There can be no denying that Digitalis ‘Illumination Pink‘ is a stunning plant, it fits perfectly into a pale pink, yellows and orange border that is being creating at Plant Enthusiast Towers.

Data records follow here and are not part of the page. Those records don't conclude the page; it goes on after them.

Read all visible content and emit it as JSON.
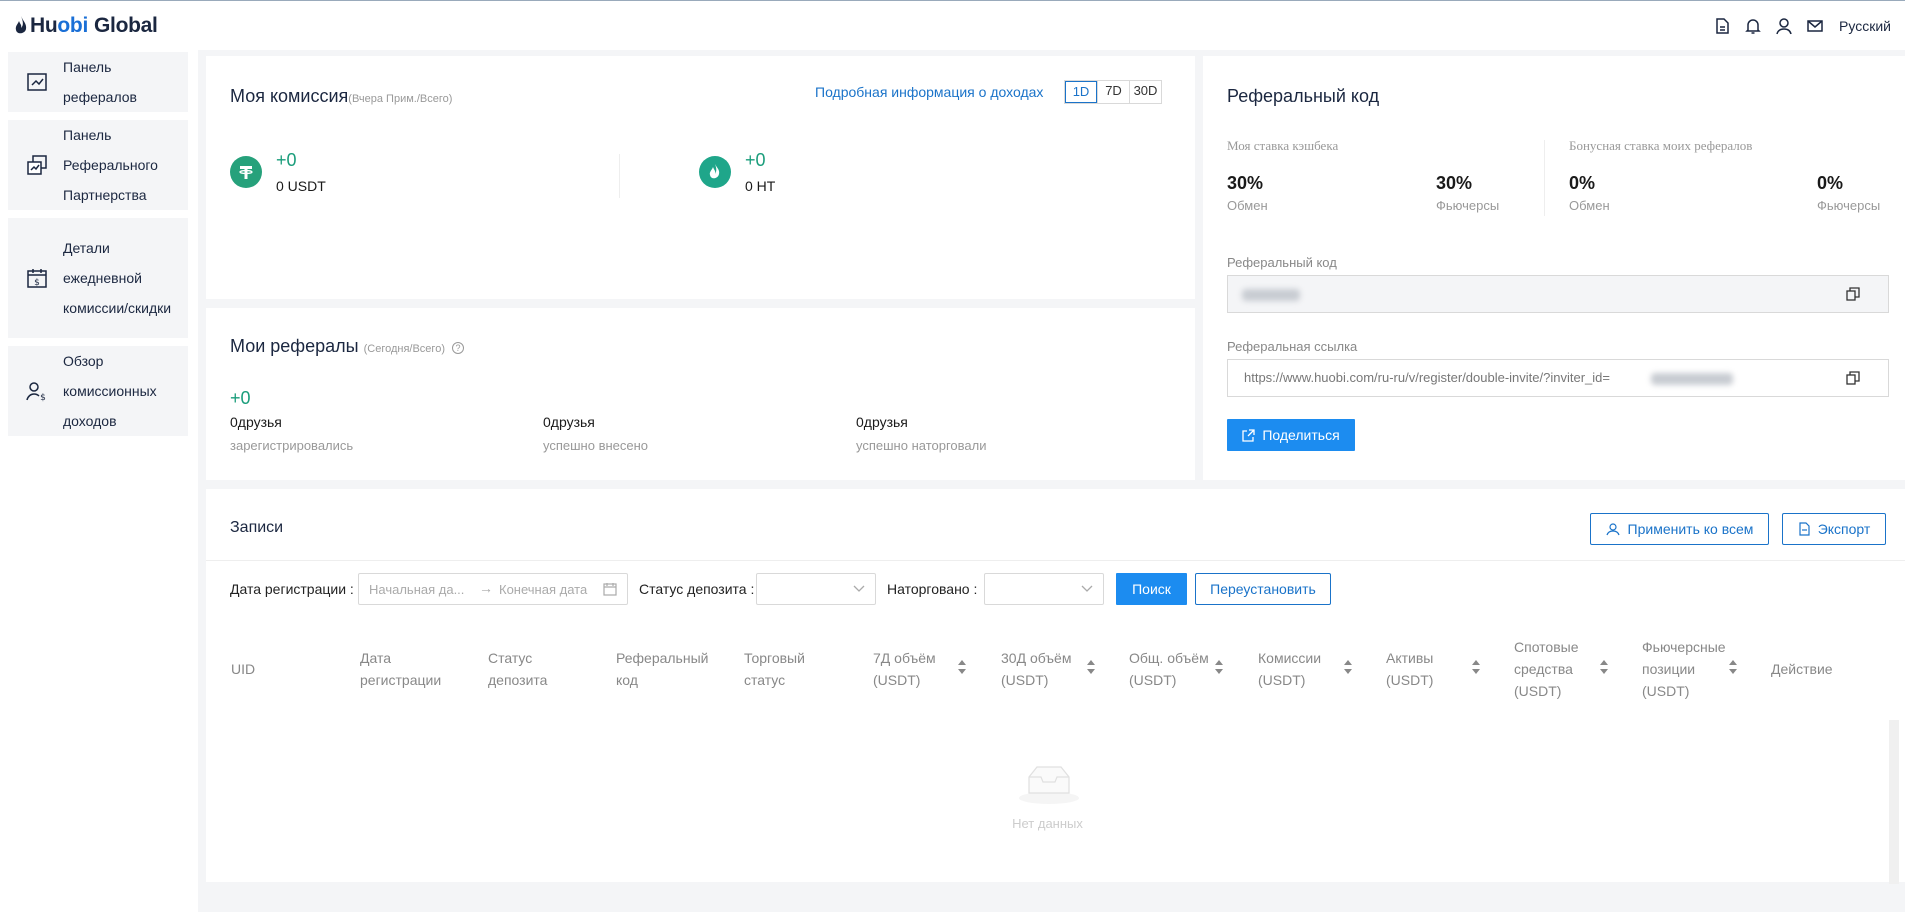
{
  "header": {
    "brand_part1": "Hu",
    "brand_part2": "obi",
    "brand_part3": "Global",
    "language": "Русский"
  },
  "sidebar": {
    "items": [
      {
        "label": "Панель рефералов",
        "icon": "chart-icon"
      },
      {
        "label": "Панель Реферального Партнерства",
        "icon": "partnership-icon"
      },
      {
        "label": "Детали ежедневной комиссии/скидки",
        "icon": "calendar-dollar-icon"
      },
      {
        "label": "Обзор комиссионных доходов",
        "icon": "user-dollar-icon"
      }
    ]
  },
  "commission": {
    "title": "Моя комиссия",
    "subtitle": "(Вчера Прим./Всего)",
    "details_link": "Подробная информация о доходах",
    "periods": [
      "1D",
      "7D",
      "30D"
    ],
    "usdt_delta": "+0",
    "usdt_total": "0 USDT",
    "ht_delta": "+0",
    "ht_total": "0 HT"
  },
  "referrals": {
    "title": "Мои рефералы",
    "subtitle": "(Сегодня/Всего)",
    "delta": "+0",
    "stats": [
      {
        "value": "0друзья",
        "label": "зарегистрировались"
      },
      {
        "value": "0друзья",
        "label": "успешно внесено"
      },
      {
        "value": "0друзья",
        "label": "успешно наторговали"
      }
    ]
  },
  "ref_code": {
    "title": "Реферальный код",
    "my_rate_label": "Моя ставка кэшбека",
    "bonus_rate_label": "Бонусная ставка моих рефералов",
    "my_exchange": "30%",
    "my_exchange_label": "Обмен",
    "my_futures": "30%",
    "my_futures_label": "Фьючерсы",
    "bonus_exchange": "0%",
    "bonus_exchange_label": "Обмен",
    "bonus_futures": "0%",
    "bonus_futures_label": "Фьючерсы",
    "code_label": "Реферальный код",
    "link_label": "Реферальная ссылка",
    "link_value": "https://www.huobi.com/ru-ru/v/register/double-invite/?inviter_id=",
    "share_button": "Поделиться"
  },
  "records": {
    "title": "Записи",
    "apply_all": "Применить ко всем",
    "export": "Экспорт",
    "reg_date_label": "Дата регистрации :",
    "start_placeholder": "Начальная да...",
    "end_placeholder": "Конечная дата",
    "deposit_status_label": "Статус депозита :",
    "traded_label": "Наторговано :",
    "search_button": "Поиск",
    "reset_button": "Переустановить",
    "columns": [
      "UID",
      "Дата регистрации",
      "Статус депозита",
      "Реферальный код",
      "Торговый статус",
      "7Д объём (USDT)",
      "30Д объём (USDT)",
      "Общ. объём (USDT)",
      "Комиссии (USDT)",
      "Активы (USDT)",
      "Спотовые средства (USDT)",
      "Фьючерсные позиции (USDT)",
      "Действие"
    ],
    "empty_text": "Нет данных"
  }
}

However while my heart loves this stunning plant, my head also knows I will be buying a new one next year as they are simply not hardy in my East Yorkshire garden.
However this was not to be the case, and it has now survived three winters in East Yorkshire.

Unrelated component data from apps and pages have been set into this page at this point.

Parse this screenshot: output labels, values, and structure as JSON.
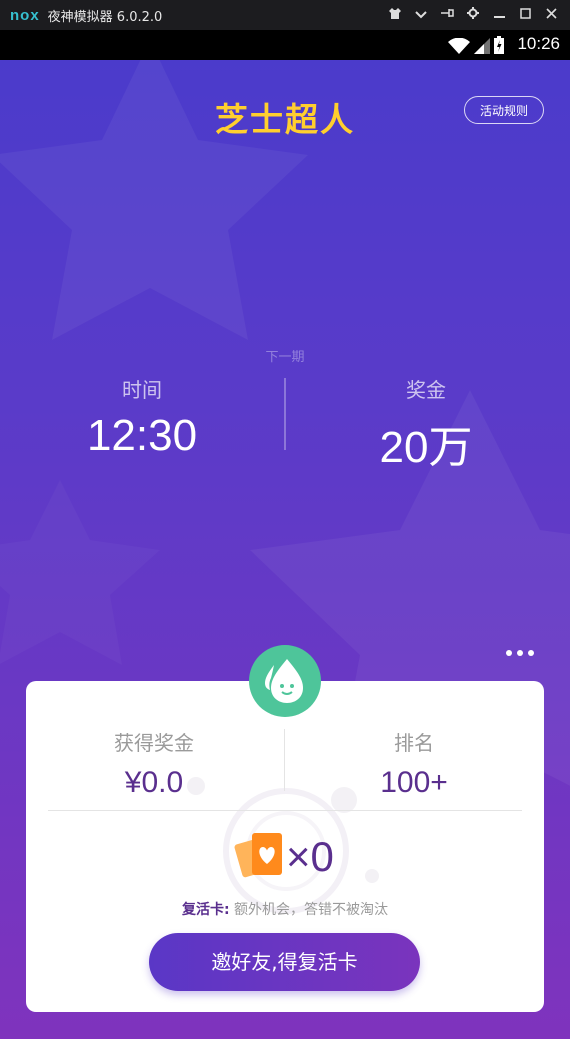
{
  "emulator": {
    "logo": "nox",
    "title": "夜神模拟器 6.0.2.0",
    "controls": [
      "shirt-icon",
      "chevron-down-icon",
      "pin-icon",
      "gear-icon",
      "minimize-icon",
      "maximize-icon",
      "close-icon"
    ]
  },
  "status_bar": {
    "time": "10:26"
  },
  "header": {
    "brand": "芝士超人",
    "rules_button": "活动规则"
  },
  "next_round": {
    "label": "下一期",
    "time_label": "时间",
    "time_value": "12:30",
    "prize_label": "奖金",
    "prize_value": "20万"
  },
  "card": {
    "earned_label": "获得奖金",
    "earned_value": "¥0.0",
    "rank_label": "排名",
    "rank_value": "100+",
    "revive_count": "×0",
    "revive_title": "复活卡:",
    "revive_desc": " 额外机会，答错不被淘汰",
    "invite_button": "邀好友,得复活卡"
  },
  "colors": {
    "brand": "#ffcf2e",
    "primary": "#5a37c6",
    "accent_purple": "#5a2f8e",
    "mascot": "#4ec59a",
    "revive_card": "#ff8a1c"
  }
}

Plant breeder Thompson & Morgan did reduced the hardiness rating for this plant, which won the 2012 Chelsea Flower Show Plant of the Year title from hardy to half hardy in 2014.
Paul Hansord, Horticultural Director at Thompson and Morgan in an interview for Trade Magazine Horticulture Week stated that Illumination Pink has been hardy in many customers gardens, and that they had whole fields of ‘Illumination Pink’ which had made it through the winter.
This raises the interesting question of what is hardiness?
How can a plant that survives in a field in Ipswich, fail in so many peoples gardens every year.
Well hardiness is many things:
It is what the top of the plant experiences, the late sun to ripen and harden foliage (which is not relevant with herbaceous plants) it is the air temperature around the plant and the presence of ice or snow on leaves overwinter.
It is what the root of the plant experiences, soil temperature and the moisture level in the soil.
Hardiness is a complex mix of these factors and so while ‘Illumination pink’ may be hardy in a well drained sandy field, it may fail in a warmer position with poor drainage on a heavy soil.
The best advice to plant breeders was given by Jim Gardiner, who was referring to Anemone “White Swan” (Winner of the 2011 RHS Chelsea Flower Show Plant of the Year, which also has questionable hardiness in our climate) – plant breeders should follow up awards with the RHS Award of Garden Merit trials to give an indication of both hardiness and reliability.